**Task to carry out:** Among the entries below, copy every line that carries the word "image".

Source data
○ ○ ○ ○ ○ ○ ○
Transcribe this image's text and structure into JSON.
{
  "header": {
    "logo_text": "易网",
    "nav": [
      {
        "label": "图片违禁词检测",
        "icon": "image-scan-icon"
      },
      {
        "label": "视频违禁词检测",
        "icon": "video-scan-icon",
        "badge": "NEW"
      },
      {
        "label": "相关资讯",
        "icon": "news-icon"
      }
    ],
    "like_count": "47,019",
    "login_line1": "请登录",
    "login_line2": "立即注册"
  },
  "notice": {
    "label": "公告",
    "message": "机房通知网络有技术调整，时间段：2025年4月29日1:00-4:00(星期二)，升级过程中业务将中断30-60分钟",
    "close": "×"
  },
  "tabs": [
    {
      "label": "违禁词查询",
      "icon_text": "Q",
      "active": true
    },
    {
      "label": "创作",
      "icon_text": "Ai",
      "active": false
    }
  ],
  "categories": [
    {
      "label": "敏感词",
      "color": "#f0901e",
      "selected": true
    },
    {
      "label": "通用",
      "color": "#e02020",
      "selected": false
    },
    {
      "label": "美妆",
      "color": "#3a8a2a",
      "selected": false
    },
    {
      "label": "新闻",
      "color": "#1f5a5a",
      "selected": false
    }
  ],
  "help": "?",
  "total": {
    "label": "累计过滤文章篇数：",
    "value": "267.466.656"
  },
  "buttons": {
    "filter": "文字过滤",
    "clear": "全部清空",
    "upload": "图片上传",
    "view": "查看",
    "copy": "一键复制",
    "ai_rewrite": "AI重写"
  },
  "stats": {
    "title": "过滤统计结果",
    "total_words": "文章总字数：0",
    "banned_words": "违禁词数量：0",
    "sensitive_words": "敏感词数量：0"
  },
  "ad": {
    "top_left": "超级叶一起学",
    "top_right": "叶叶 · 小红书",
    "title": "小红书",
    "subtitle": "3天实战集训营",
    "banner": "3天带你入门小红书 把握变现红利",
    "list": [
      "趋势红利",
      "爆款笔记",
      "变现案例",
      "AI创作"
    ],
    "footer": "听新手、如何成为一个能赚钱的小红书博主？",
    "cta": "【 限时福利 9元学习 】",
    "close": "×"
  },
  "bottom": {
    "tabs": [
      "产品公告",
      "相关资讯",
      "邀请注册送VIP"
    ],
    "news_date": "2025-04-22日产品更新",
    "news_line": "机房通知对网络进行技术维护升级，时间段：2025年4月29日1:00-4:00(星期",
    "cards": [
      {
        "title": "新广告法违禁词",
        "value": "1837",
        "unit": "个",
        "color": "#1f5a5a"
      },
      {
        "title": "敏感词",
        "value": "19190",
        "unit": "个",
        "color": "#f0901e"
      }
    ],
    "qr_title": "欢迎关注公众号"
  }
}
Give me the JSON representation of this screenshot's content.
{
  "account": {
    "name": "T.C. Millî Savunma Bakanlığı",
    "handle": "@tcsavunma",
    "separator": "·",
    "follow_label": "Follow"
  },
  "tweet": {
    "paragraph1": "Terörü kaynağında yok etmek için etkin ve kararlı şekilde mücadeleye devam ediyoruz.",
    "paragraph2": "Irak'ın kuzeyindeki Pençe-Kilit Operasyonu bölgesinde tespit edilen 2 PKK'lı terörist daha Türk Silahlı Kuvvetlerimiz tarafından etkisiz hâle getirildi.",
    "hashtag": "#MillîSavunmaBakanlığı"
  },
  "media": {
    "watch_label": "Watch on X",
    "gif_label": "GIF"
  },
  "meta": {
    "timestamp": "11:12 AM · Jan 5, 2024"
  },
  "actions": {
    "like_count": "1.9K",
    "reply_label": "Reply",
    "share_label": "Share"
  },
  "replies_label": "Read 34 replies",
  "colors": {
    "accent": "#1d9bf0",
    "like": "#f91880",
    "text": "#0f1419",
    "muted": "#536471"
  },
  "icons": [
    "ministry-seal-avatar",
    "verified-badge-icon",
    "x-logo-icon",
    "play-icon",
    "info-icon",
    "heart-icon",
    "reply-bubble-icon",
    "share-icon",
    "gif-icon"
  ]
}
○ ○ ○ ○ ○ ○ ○
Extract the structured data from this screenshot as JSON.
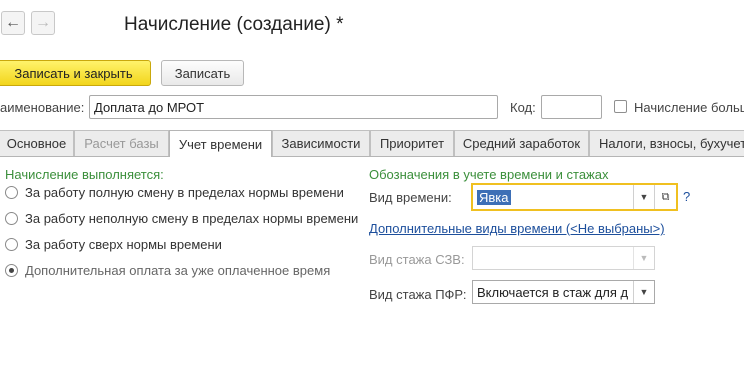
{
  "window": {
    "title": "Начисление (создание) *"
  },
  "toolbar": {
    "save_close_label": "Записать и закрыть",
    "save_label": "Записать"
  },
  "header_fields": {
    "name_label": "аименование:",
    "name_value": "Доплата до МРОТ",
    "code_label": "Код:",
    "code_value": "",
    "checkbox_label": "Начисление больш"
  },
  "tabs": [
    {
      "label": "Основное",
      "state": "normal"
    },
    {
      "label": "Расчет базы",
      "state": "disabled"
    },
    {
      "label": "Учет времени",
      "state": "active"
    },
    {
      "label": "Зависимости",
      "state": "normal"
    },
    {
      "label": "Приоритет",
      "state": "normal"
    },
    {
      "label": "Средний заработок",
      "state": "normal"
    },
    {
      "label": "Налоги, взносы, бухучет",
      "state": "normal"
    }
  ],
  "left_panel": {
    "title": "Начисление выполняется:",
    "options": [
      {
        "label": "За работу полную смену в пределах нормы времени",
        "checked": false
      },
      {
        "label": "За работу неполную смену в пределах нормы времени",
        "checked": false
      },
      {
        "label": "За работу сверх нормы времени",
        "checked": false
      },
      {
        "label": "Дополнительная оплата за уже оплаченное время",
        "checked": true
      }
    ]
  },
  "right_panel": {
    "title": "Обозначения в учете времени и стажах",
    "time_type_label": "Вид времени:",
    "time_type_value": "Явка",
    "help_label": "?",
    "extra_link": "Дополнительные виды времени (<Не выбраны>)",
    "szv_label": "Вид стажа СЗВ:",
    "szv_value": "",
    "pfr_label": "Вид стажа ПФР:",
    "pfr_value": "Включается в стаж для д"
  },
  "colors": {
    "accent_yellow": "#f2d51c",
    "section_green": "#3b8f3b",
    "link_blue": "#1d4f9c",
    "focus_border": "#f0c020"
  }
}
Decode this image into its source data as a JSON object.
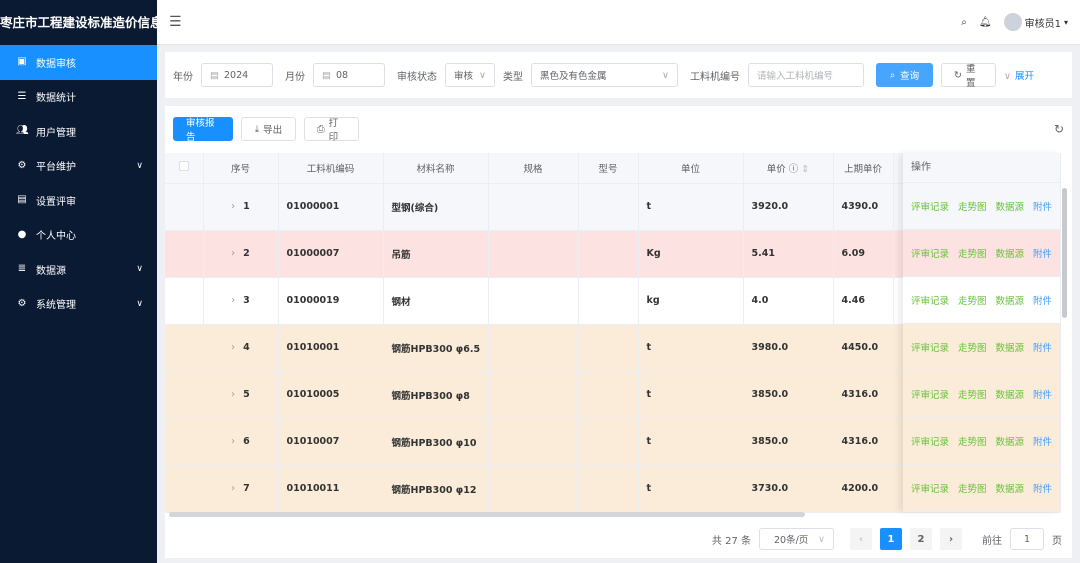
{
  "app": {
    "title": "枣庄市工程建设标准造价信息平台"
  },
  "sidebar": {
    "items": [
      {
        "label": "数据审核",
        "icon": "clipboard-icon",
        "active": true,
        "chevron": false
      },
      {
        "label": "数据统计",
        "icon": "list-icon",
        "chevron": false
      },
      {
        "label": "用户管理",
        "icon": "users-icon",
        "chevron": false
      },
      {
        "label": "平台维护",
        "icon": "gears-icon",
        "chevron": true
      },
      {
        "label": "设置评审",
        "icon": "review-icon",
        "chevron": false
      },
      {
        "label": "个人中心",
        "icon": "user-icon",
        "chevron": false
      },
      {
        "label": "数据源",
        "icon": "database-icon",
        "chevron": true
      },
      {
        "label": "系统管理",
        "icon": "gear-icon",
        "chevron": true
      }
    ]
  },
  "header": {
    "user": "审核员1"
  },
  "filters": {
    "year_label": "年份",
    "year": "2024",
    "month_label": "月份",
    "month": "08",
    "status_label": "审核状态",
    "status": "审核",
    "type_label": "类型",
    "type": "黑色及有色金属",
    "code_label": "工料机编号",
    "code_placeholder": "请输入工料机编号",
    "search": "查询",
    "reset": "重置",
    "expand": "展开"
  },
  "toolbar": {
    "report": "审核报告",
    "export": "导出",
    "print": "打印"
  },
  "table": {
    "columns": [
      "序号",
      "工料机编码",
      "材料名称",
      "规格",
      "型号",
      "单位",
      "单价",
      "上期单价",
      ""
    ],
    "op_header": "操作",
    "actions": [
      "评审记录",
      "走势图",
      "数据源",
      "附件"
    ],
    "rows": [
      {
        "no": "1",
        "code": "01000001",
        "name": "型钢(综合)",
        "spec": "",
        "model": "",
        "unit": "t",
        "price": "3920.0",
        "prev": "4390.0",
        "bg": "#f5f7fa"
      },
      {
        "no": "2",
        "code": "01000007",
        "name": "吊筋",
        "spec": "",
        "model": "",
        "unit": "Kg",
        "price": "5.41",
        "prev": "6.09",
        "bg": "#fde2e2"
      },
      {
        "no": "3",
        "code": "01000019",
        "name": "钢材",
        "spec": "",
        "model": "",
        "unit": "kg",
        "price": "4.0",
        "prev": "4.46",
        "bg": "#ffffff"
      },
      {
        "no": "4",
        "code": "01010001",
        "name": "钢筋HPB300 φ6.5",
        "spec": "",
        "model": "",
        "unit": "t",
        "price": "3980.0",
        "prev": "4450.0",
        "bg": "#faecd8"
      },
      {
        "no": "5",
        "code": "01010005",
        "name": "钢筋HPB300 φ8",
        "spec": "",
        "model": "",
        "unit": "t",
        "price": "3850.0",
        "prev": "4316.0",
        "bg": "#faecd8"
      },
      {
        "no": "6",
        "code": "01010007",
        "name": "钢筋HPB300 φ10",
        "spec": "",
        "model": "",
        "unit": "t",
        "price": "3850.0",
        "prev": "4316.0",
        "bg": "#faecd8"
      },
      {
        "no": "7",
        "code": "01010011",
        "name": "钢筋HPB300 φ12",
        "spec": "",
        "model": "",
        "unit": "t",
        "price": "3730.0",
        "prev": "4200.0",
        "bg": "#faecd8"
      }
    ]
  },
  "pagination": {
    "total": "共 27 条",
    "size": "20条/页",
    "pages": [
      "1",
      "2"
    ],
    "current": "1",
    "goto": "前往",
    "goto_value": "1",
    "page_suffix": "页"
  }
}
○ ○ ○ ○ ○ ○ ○
**Answer section:**
Transcribe this image's text and structure into JSON.
        "icon": "image-scan-icon"
Decode this image into its source data as a JSON object.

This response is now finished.